Despite the depressing news of my dear friends, when I ponder the ultimate truth of this, then I can finally have peace and be comforted that they understand the cost of what it means to follow Jesus.
Do you still want to sign up?

Wednesday, March 6, 2013

Maryam and Marziyeh: Lights in the darkness of Iran.

"But those that know their God shall be strong
and do mighty exploits."
                       (Daniel 11:32)

Two years ago, I published my second book, "Shining star: a light in the darkness of Iran."
 I had no idea at the time that this book would forever change the course of my life.
There were two pivotal events that inspired me to write about the struggles of the underground church in Iran.

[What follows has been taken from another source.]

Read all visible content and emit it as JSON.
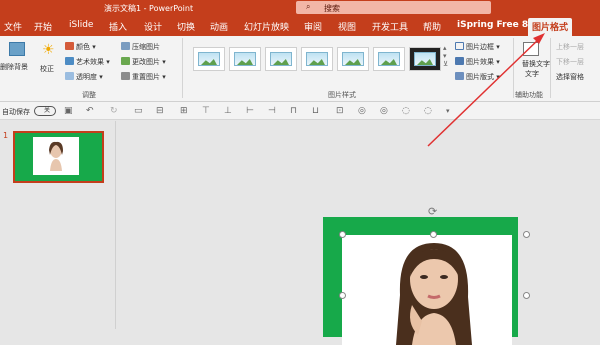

The first event came on June 20, 2009 when I sat in front of my tv, horrified, watching a young Iranian protester, Neda Soltan, murdered in broad daylight in an alleyway in Tehran. I could not get the image out of my mind. It haunted me day and night.
The next event was watching a news report just two months later about two young Iranian Christian girls, Maryam Rostampour and Marziyeh Amirizadeh, on death row in Evin Prison, for sharing their Christian faith in Tehran. I was gripped by their courage and faith and knew instinctively that I had to write about it.
A few months later, I sat down at my computer and begin to write, "Shining Star" telling the story of Muslims who converted to Christianity in Iran and had to meet secretly to protect their lives.
In the middle of writing my book, I was overjoyed to hear the incredible news that Maryam and Marziyeh had been miraculously spared from the death penalty and released from Evin Prison.
Their release was an amazing answer to my prayers and I remember crying tears of joy sitting at my computer when I first heard the good news. I finished writing, "Shining star" and put their names on the dedication page, thanking God for their new freedom.
Just a few weeks ago, another life-changing event occurred in my life. God in His marvelous providence connected me with Maryam and Marziyeh on Facebook. I was astonished and overjoyed! I had finally met the two Iranian Christian women that had inspired my life and caused me to write about the underground church in Iran. Ironically, Maryam and Marziyeh had just finished writing their book, "Captive in Iran," and were preparing to go on a nationwide book tour.
I asked Maryam if she would like to read my book, "The Rose of Nowruz," which is the story of a woman freedom fighter in Iran, and she enthusiastically agreed. In a beautiful gesture of kindness, both Maryam and Marziyeh posted a picture of my book on their Facebook page.
The incredible story of Maryam and Marziyeh is an amazing story of God's Grace and favor.
After being arrested for evangelizing and handing out thousands of New Testaments all over Tehran, the Iranian government was convinced they had put an end to their preaching.
Wrong! The dark and cold cells of Evin prison could not silence my dear friends. God transformed their tiny cell into a church pulpit and for 259 days, Maryam and Marziyeh boldly preached Christ to everyone who would listen. In the midst of their suffering and pain, God turned their captivity into an incredible opportunity for being a light in the darkness of Iran.
The story of Maryam and Marzieh is the story of two courageous women who "know their God and do mighty exploits" for the glory of His name. Just like the title of my book, Maryam and Marzieh, truly are "Shining Stars," illuminating the darkness and bringing hope and freedom to Iran.